The tight-as-a-tick team of W. and Condi have been consistently culturally obtuse on the Middle East, even with a pricey worldwide operation designed to keep them in the loop.
First, Condi missed the scorching significance of the August 2001 presidential daily brief headlined “Bin Laden Determined to Strike in U.S.” “An explosive title on a nonexplosive piece,” as she later dismissively described it.
Then she and W. failed to fathom that if Iraq went wrong, Iran would benefit.
When Brent Scowcroft, who lured the young Soviet expert from Stanford to the Bush 1 national security staff, wrote a Wall Street Journal piece before the Iraq war titled “Don’t Attack Saddam,” she didn’t call him to explore his reasoning. She scolded him for publicly disagreeing with W. Scowcroft confided to friends that he was mystified by Rice. She enabled Bush’s bellicosity rather than putting a brake on it.
“He told me several times, ‘I don’t understand how my lady, my baby, my disciple, has changed so much,’ ” a senior European diplomat told Bumiller.
Condi and W. were both underwhelmed by the C.I.A.’s presentation of its case on Iraq’s W.M.D.’s on Dec. 21, 2002. Yet, only days later, Bumiller reports, Rice and W. were alone in the Oval Office when he surprised her by asking her point blank about the war: “Do you think we should do this?”
“Yes,” she told the president.
That’s not statesmanship. It’s sycophancy.
She let Rummy waltz away with the occupation and only got back some control after he’d made a historic hash of it.
It took her too long to push back on Rummy’s absurd turf-war tricks, like reading or doodling while she was talking, or dropping a Defense Department document on the conference table as Rice was leading a discussion on a different topic so that he could steal the agenda.
W.’s former chief of staff Andy Card told Bumiller that Rummy was “a little bit old-school” and “a little bit sexist” in his dealings with Rice.
Not to mention a little bit crazy.
In 2006, when Israel invaded Lebanon and many civilians died, including children, Condi and W. drew Arab and U.N. ire for not forcing Ehud Olmert to broker a cease-fire faster.
That same year, in another instance of spectacular willful ignorance, she was blindsided by the Hamas win in the Palestinian elections.
As she described it to Bumiller, she went upstairs at 5 a.m. the morning after the Palestinian elections in 2006 to the gym in her Watergate apartment to exercise on her elliptical machine. She saw the news crawl reporting the Hamas victory.
“I thought, ‘Well, that’s not right,’ ” she said. She kept exercising for awhile but finally got off the elliptical trainer and called the State Department. “I said, ‘What happened in the Palestinian elections?’ and they said, ‘Oh, Hamas won.’ And I thought, ‘Oh, my goodness! Hamas won?’ ”

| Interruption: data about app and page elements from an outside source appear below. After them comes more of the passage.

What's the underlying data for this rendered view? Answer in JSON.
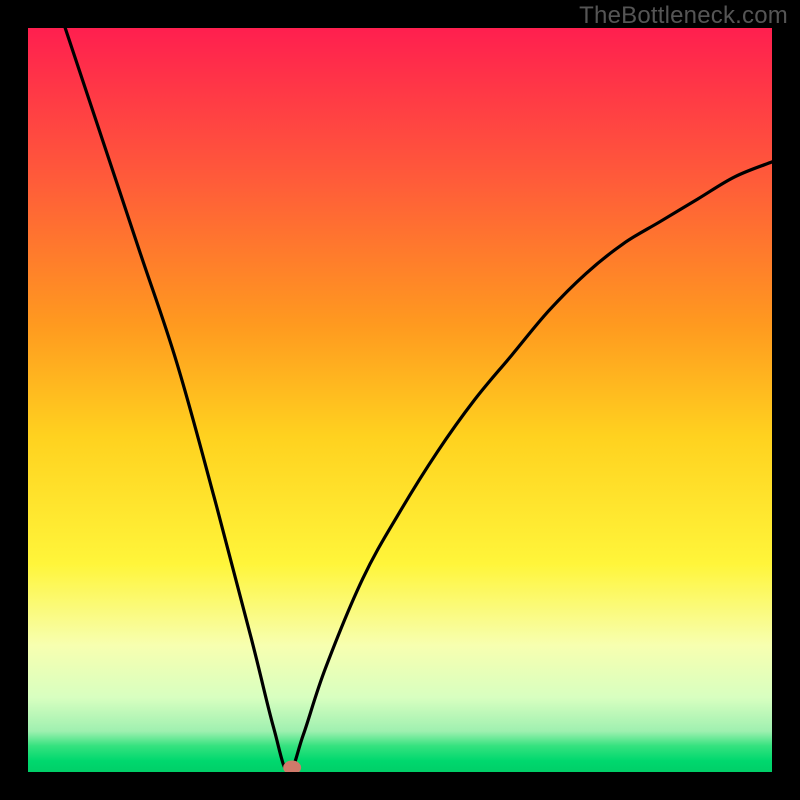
{
  "watermark": "TheBottleneck.com",
  "chart_data": {
    "type": "line",
    "title": "",
    "xlabel": "",
    "ylabel": "",
    "xlim": [
      0,
      100
    ],
    "ylim": [
      0,
      100
    ],
    "grid": false,
    "legend": false,
    "curve": {
      "min_x": 35,
      "points": [
        {
          "x": 5,
          "y": 100
        },
        {
          "x": 10,
          "y": 85
        },
        {
          "x": 15,
          "y": 70
        },
        {
          "x": 20,
          "y": 55
        },
        {
          "x": 25,
          "y": 37
        },
        {
          "x": 30,
          "y": 18
        },
        {
          "x": 33,
          "y": 6
        },
        {
          "x": 35,
          "y": 0
        },
        {
          "x": 37,
          "y": 5
        },
        {
          "x": 40,
          "y": 14
        },
        {
          "x": 45,
          "y": 26
        },
        {
          "x": 50,
          "y": 35
        },
        {
          "x": 55,
          "y": 43
        },
        {
          "x": 60,
          "y": 50
        },
        {
          "x": 65,
          "y": 56
        },
        {
          "x": 70,
          "y": 62
        },
        {
          "x": 75,
          "y": 67
        },
        {
          "x": 80,
          "y": 71
        },
        {
          "x": 85,
          "y": 74
        },
        {
          "x": 90,
          "y": 77
        },
        {
          "x": 95,
          "y": 80
        },
        {
          "x": 100,
          "y": 82
        }
      ]
    },
    "marker": {
      "x": 35.5,
      "y": 0.6,
      "color": "#cf7a6a"
    },
    "background_gradient": {
      "stops": [
        {
          "offset": 0.0,
          "color": "#ff1f4f"
        },
        {
          "offset": 0.2,
          "color": "#ff5a3a"
        },
        {
          "offset": 0.4,
          "color": "#ff9a1f"
        },
        {
          "offset": 0.55,
          "color": "#ffd21f"
        },
        {
          "offset": 0.72,
          "color": "#fff53a"
        },
        {
          "offset": 0.83,
          "color": "#f7ffb0"
        },
        {
          "offset": 0.9,
          "color": "#d8ffc0"
        },
        {
          "offset": 0.945,
          "color": "#9ff0b0"
        },
        {
          "offset": 0.965,
          "color": "#35e27f"
        },
        {
          "offset": 0.985,
          "color": "#00d86e"
        },
        {
          "offset": 1.0,
          "color": "#00cf68"
        }
      ]
    },
    "border_color": "#000000",
    "border_width": 28
  }
}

When she couldn’t reach the State Department official on the ground in the Palestinian territories, she did what any loyal Bushie would do: She got back on the elliptical.

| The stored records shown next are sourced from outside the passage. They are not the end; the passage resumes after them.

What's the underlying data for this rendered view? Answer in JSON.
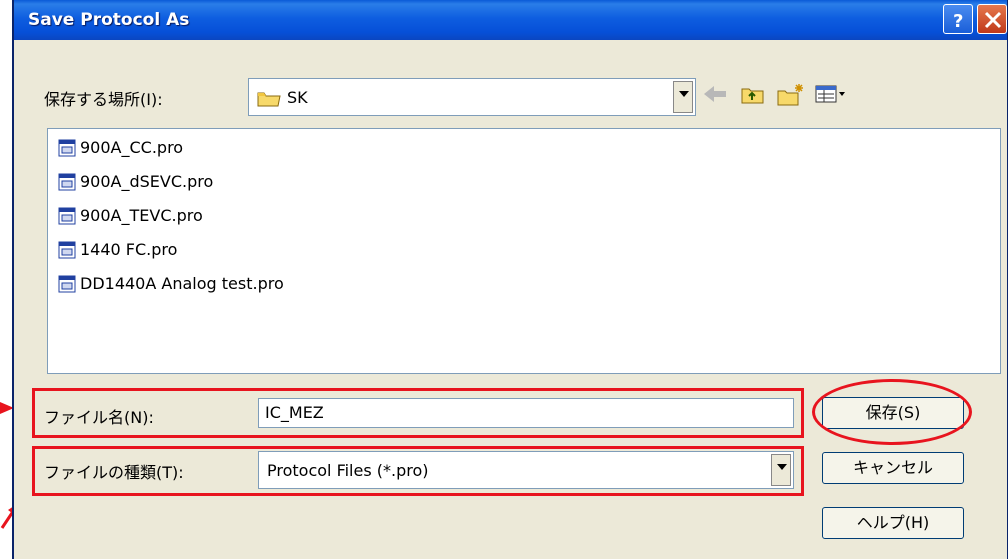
{
  "window": {
    "title": "Save Protocol As"
  },
  "location": {
    "label": "保存する場所(I):",
    "folder": "SK"
  },
  "files": [
    {
      "name": "900A_CC.pro"
    },
    {
      "name": "900A_dSEVC.pro"
    },
    {
      "name": "900A_TEVC.pro"
    },
    {
      "name": "1440 FC.pro"
    },
    {
      "name": "DD1440A Analog test.pro"
    }
  ],
  "filename": {
    "label": "ファイル名(N):",
    "value": "IC_MEZ"
  },
  "filetype": {
    "label": "ファイルの種類(T):",
    "value": "Protocol Files (*.pro)"
  },
  "buttons": {
    "save": "保存(S)",
    "cancel": "キャンセル",
    "help": "ヘルプ(H)"
  },
  "colors": {
    "highlight": "#e8141e",
    "titlebar": "#0a5ad7",
    "face": "#ece9d8"
  }
}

“I thought, might as well finish exercising,” Rice told Bumiller. “It’s going to be a really long day.” It was one of the few times she was prescient on the Middle East.